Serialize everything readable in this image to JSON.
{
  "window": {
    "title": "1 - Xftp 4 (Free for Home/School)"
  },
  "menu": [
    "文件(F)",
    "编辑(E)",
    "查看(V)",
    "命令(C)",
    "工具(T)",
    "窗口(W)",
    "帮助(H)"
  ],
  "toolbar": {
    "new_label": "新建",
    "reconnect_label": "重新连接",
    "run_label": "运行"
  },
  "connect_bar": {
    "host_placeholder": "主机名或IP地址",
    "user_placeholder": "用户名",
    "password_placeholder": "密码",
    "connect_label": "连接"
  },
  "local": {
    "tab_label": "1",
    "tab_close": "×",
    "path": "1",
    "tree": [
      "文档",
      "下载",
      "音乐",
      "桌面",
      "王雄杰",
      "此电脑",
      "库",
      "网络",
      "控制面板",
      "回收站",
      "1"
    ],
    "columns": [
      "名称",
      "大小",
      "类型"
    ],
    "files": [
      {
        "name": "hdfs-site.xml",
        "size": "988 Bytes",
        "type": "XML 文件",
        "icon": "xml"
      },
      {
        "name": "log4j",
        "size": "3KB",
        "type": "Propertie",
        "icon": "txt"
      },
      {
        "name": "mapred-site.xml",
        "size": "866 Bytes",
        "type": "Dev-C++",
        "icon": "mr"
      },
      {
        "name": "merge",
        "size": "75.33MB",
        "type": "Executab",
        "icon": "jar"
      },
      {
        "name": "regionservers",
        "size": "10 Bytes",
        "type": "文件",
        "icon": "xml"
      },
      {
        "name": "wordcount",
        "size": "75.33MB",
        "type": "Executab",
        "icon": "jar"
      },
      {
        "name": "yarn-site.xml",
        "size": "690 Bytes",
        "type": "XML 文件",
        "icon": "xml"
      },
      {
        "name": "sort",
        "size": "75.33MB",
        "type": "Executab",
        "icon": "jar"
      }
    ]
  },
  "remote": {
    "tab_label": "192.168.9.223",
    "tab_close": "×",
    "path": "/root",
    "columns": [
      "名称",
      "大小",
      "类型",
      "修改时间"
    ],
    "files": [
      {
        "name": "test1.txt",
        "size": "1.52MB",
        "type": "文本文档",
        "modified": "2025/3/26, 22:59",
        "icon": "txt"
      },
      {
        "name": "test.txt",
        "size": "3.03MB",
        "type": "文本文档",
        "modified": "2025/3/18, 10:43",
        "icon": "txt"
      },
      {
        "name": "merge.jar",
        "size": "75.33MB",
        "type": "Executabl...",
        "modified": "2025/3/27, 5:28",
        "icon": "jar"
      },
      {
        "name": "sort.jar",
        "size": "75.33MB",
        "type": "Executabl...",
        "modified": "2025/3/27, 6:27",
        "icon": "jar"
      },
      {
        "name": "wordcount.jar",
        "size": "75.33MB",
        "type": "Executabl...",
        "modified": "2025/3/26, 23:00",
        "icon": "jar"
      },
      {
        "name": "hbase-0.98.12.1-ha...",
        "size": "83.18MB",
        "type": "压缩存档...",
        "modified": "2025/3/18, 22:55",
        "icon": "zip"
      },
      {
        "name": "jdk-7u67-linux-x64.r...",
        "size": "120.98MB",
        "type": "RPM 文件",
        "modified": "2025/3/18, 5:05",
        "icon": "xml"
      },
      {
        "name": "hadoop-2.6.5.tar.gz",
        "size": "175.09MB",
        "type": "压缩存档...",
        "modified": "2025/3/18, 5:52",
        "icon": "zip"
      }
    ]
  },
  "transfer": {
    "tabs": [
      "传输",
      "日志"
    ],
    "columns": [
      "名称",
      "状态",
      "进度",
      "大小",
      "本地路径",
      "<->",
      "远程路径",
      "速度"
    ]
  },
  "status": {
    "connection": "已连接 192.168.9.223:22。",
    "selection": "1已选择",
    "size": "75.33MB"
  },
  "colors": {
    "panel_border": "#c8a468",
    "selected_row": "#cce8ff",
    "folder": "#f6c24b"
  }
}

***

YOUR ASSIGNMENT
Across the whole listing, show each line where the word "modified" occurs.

ANSWER BOX
        "modified": "2025/3/26, 22:59",
        "modified": "2025/3/18, 10:43",
        "modified": "2025/3/27, 5:28",
        "modified": "2025/3/27, 6:27",
        "modified": "2025/3/26, 23:00",
        "modified": "2025/3/18, 22:55",
        "modified": "2025/3/18, 5:05",
        "modified": "2025/3/18, 5:52",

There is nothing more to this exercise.